DATA TO USE:
--

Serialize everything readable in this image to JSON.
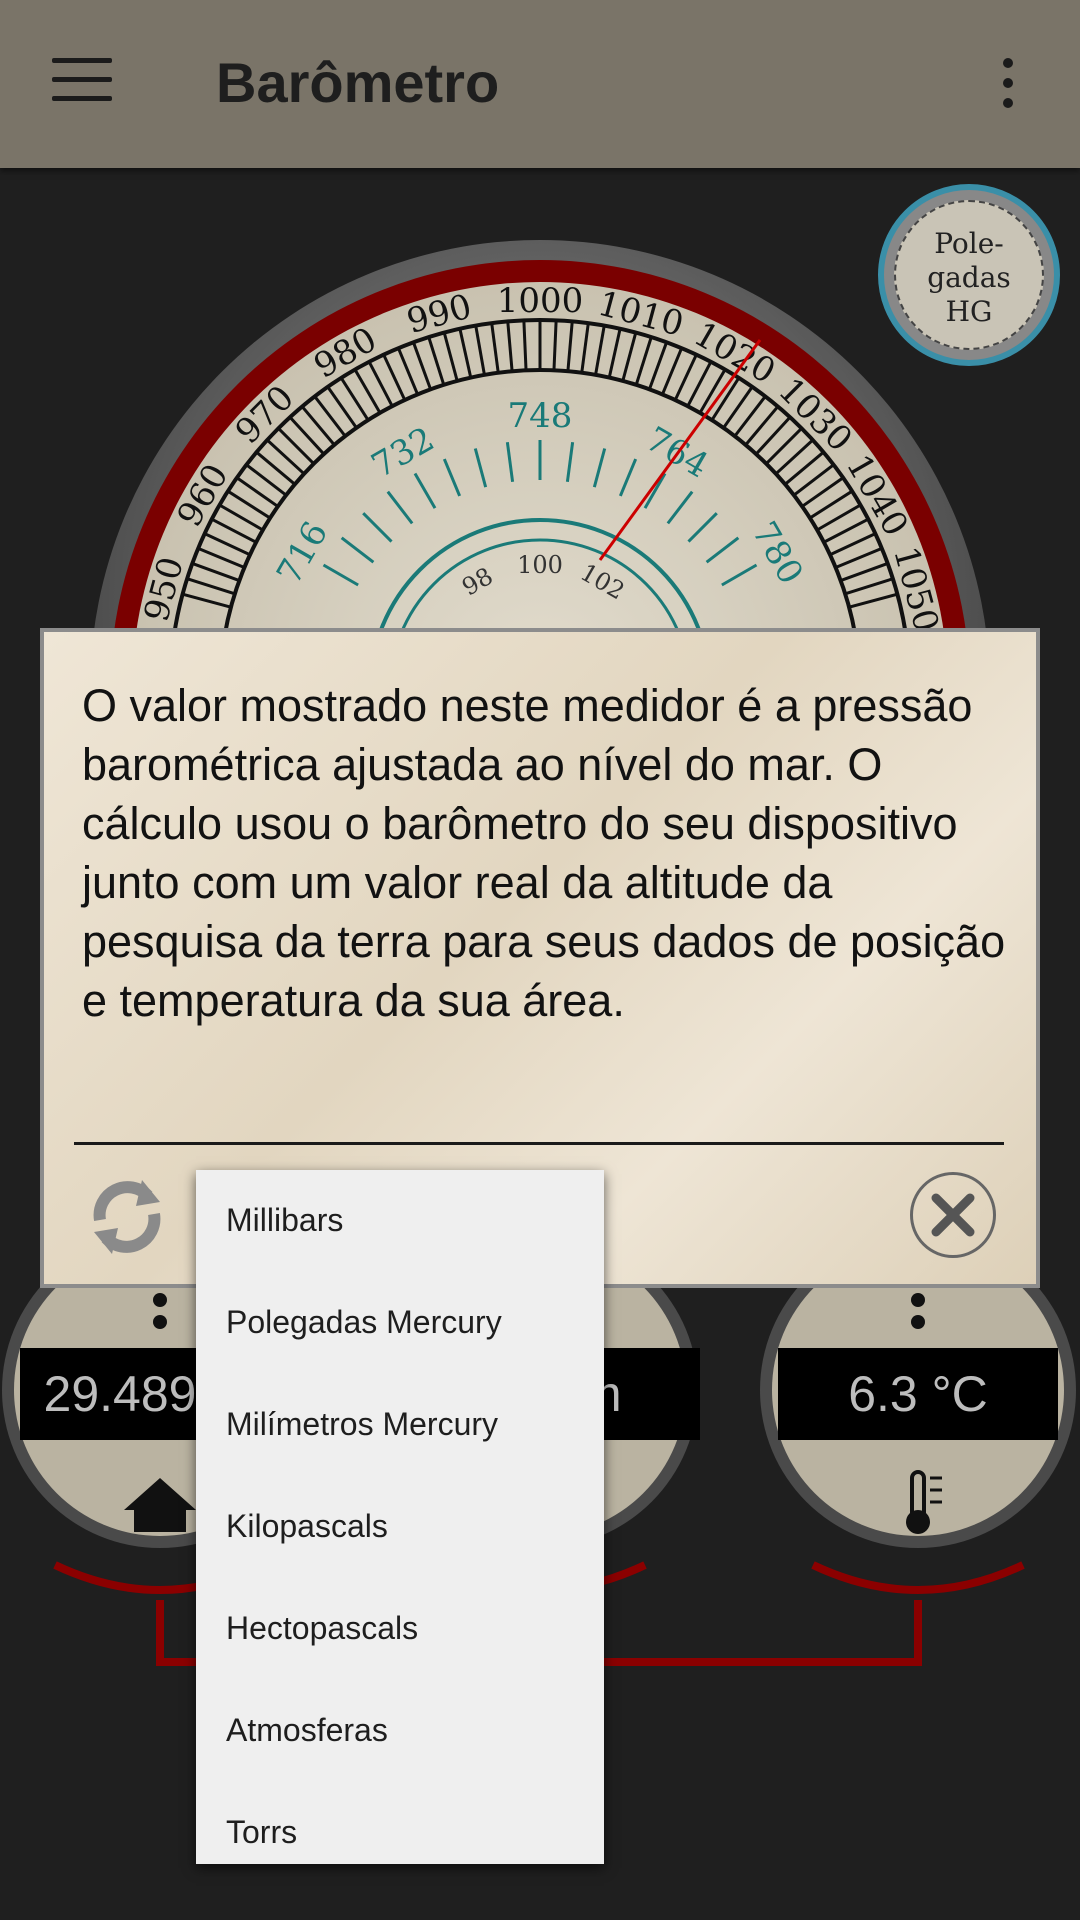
{
  "toolbar": {
    "title": "Barômetro",
    "menu_icon": "hamburger-menu-icon",
    "overflow_icon": "more-vert-icon"
  },
  "unit_badge": {
    "line1": "Pole-",
    "line2": "gadas",
    "line3": "HG"
  },
  "gauge": {
    "mb_labels": [
      "950",
      "960",
      "970",
      "980",
      "990",
      "1000",
      "1010",
      "1020",
      "1030",
      "1040",
      "1050"
    ],
    "mm_labels": [
      "716",
      "732",
      "748",
      "764",
      "780"
    ],
    "kpa_labels": [
      "98",
      "100",
      "102"
    ]
  },
  "dialog": {
    "text": "O valor mostrado neste medidor é a pressão barométrica ajustada ao nível do mar. O cálculo usou o barômetro do seu dispositivo junto com um valor real da altitude da pesquisa da terra para seus dados de posição e temperatura da sua área."
  },
  "dropdown": {
    "items": [
      "Millibars",
      "Polegadas Mercury",
      "Milímetros Mercury",
      "Kilopascals",
      "Hectopascals",
      "Atmosferas",
      "Torrs"
    ]
  },
  "readouts": {
    "left": "29.489",
    "middle": "m",
    "right": "6.3 °C"
  },
  "colors": {
    "toolbar": "#7a7468",
    "dialog": "#e8dcc8",
    "accent_red": "#8b0000",
    "dial_teal": "#1a7a78"
  }
}
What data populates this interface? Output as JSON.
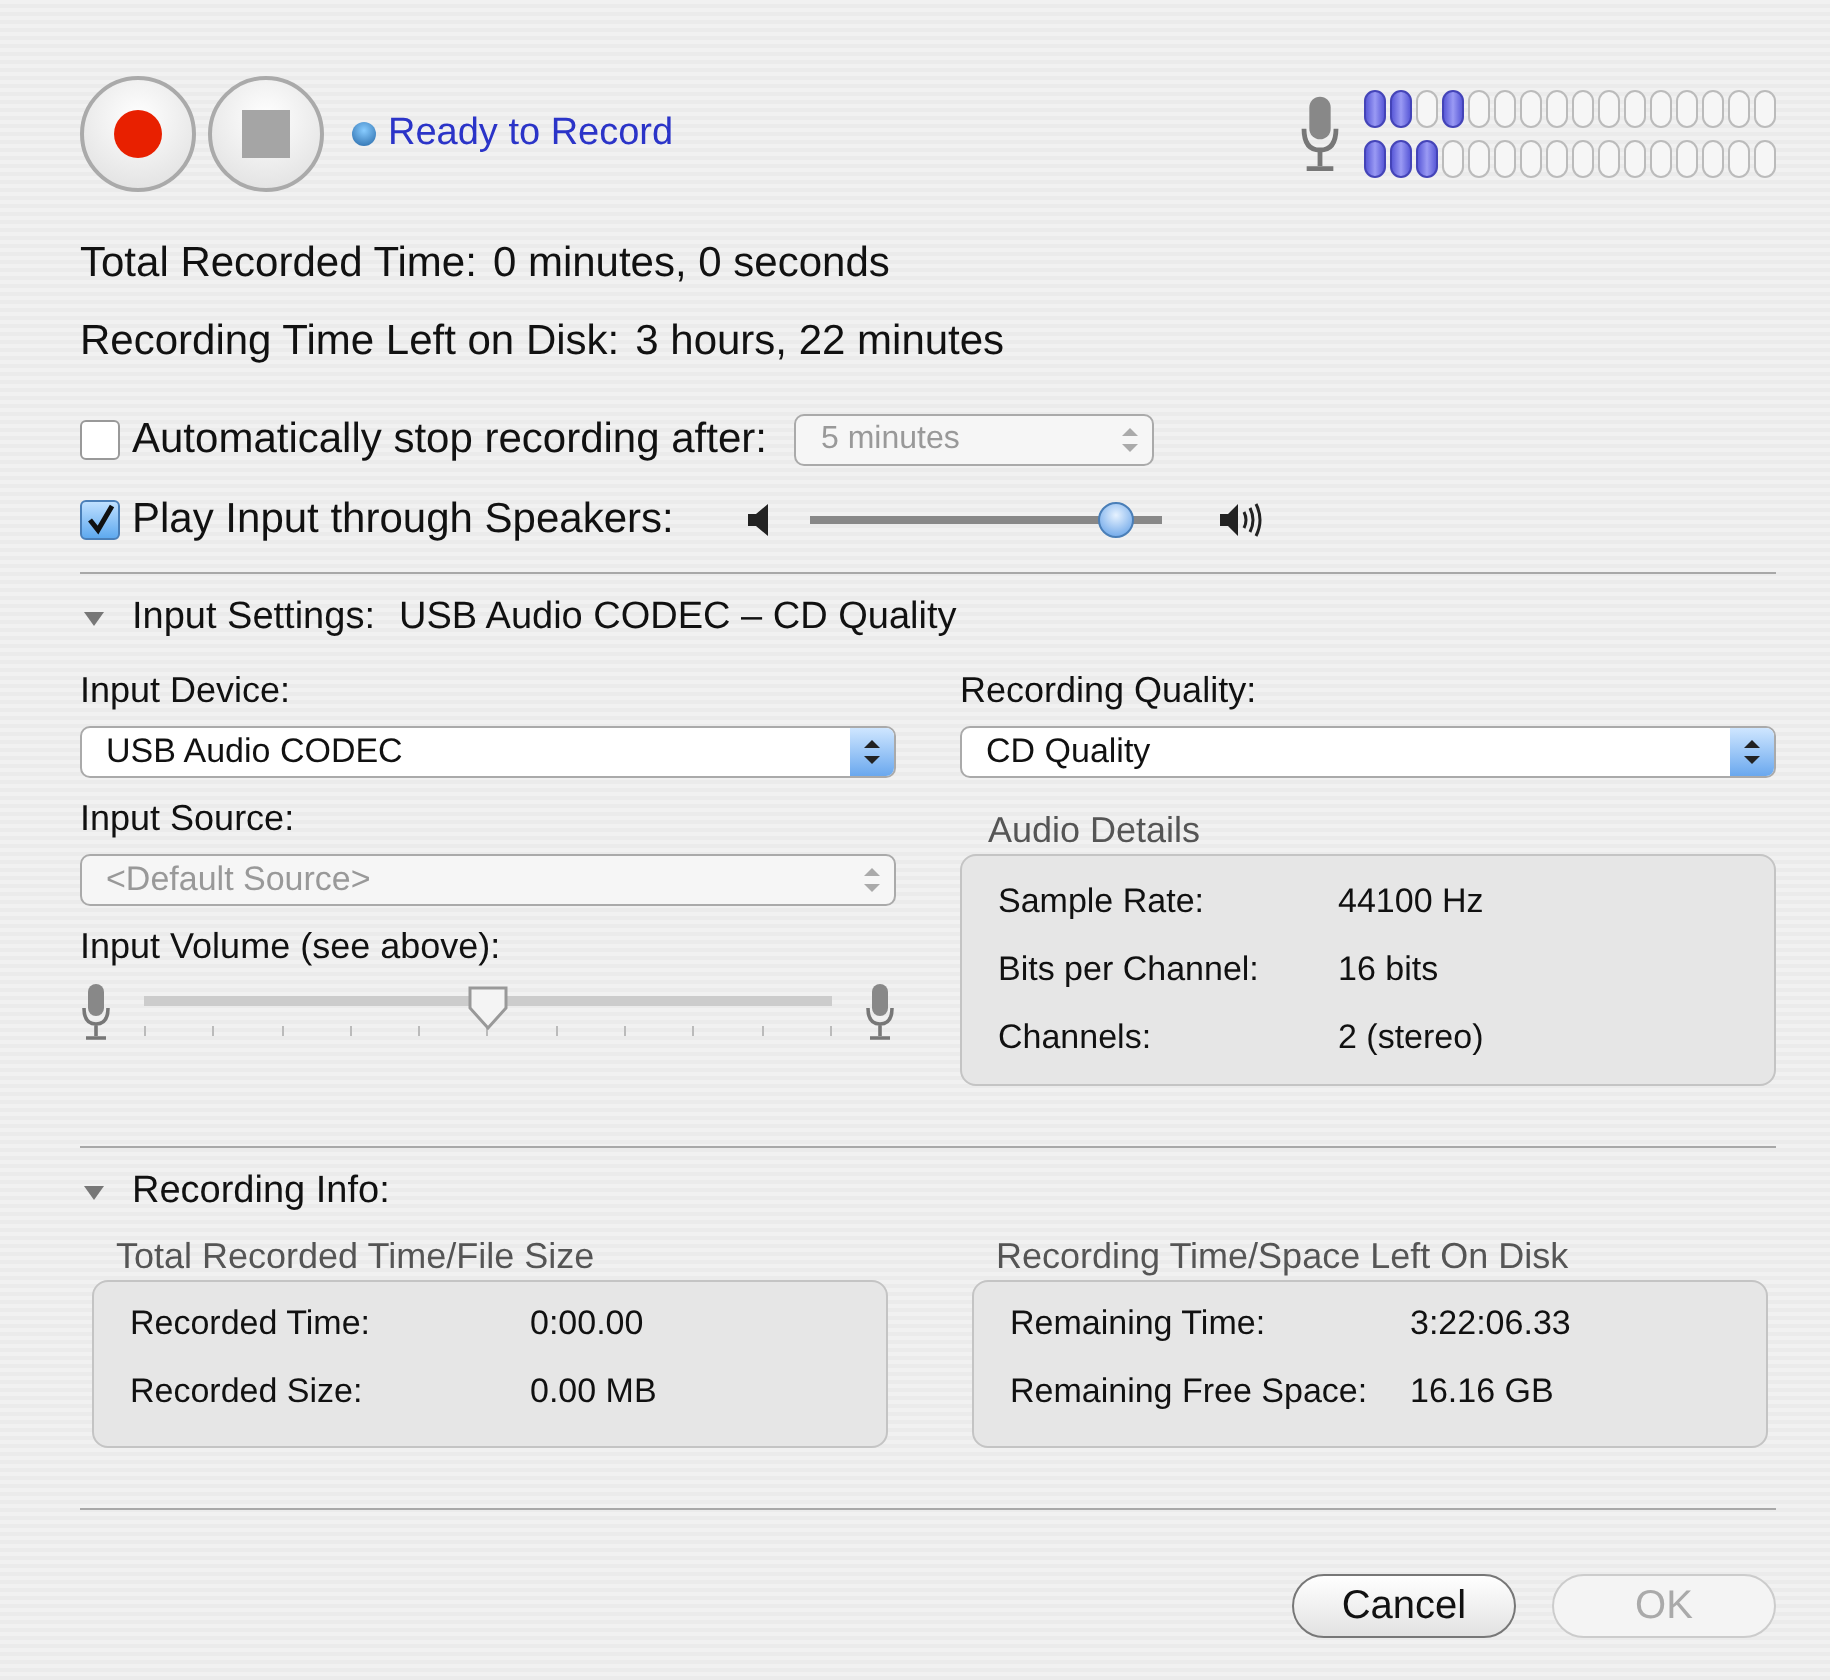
{
  "status": {
    "text": "Ready to Record"
  },
  "meters": [
    {
      "segments": [
        true,
        true,
        false,
        true,
        false,
        false,
        false,
        false,
        false,
        false,
        false,
        false,
        false,
        false,
        false,
        false
      ]
    },
    {
      "segments": [
        true,
        true,
        true,
        false,
        false,
        false,
        false,
        false,
        false,
        false,
        false,
        false,
        false,
        false,
        false,
        false
      ]
    }
  ],
  "summary": [
    {
      "label": "Total Recorded Time:",
      "value": "0 minutes, 0 seconds"
    },
    {
      "label": "Recording Time Left on Disk:",
      "value": "3 hours, 22 minutes"
    }
  ],
  "auto_stop": {
    "label": "Automatically stop recording after:",
    "checked": false,
    "value": "5 minutes",
    "disabled": true
  },
  "play_through": {
    "label": "Play Input through Speakers:",
    "checked": true,
    "level": 0.87
  },
  "input_settings": {
    "title": "Input Settings:",
    "summary": "USB Audio CODEC  – CD Quality",
    "expanded": true,
    "device": {
      "label": "Input Device:",
      "value": "USB Audio CODEC",
      "disabled": false
    },
    "source": {
      "label": "Input Source:",
      "value": "<Default Source>",
      "disabled": true
    },
    "volume": {
      "label": "Input Volume (see above):",
      "level": 0.5
    },
    "quality": {
      "label": "Recording Quality:",
      "value": "CD Quality",
      "disabled": false
    },
    "details": {
      "title": "Audio Details",
      "rows": [
        {
          "label": "Sample Rate:",
          "value": "44100 Hz"
        },
        {
          "label": "Bits per Channel:",
          "value": "16 bits"
        },
        {
          "label": "Channels:",
          "value": "2 (stereo)"
        }
      ]
    }
  },
  "recording_info": {
    "title": "Recording Info:",
    "expanded": true,
    "groups": [
      {
        "title": "Total Recorded Time/File Size",
        "rows": [
          {
            "label": "Recorded Time:",
            "value": "0:00.00"
          },
          {
            "label": "Recorded Size:",
            "value": "0.00 MB"
          }
        ]
      },
      {
        "title": "Recording Time/Space Left On Disk",
        "rows": [
          {
            "label": "Remaining Time:",
            "value": "3:22:06.33"
          },
          {
            "label": "Remaining Free Space:",
            "value": "16.16 GB"
          }
        ]
      }
    ]
  },
  "buttons": [
    {
      "label": "Cancel",
      "disabled": false
    },
    {
      "label": "OK",
      "disabled": true
    }
  ]
}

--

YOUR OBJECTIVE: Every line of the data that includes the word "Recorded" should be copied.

TASK RESPONSE:
      "label": "Total Recorded Time:",
        "title": "Total Recorded Time/File Size",
            "label": "Recorded Time:",
            "label": "Recorded Size:",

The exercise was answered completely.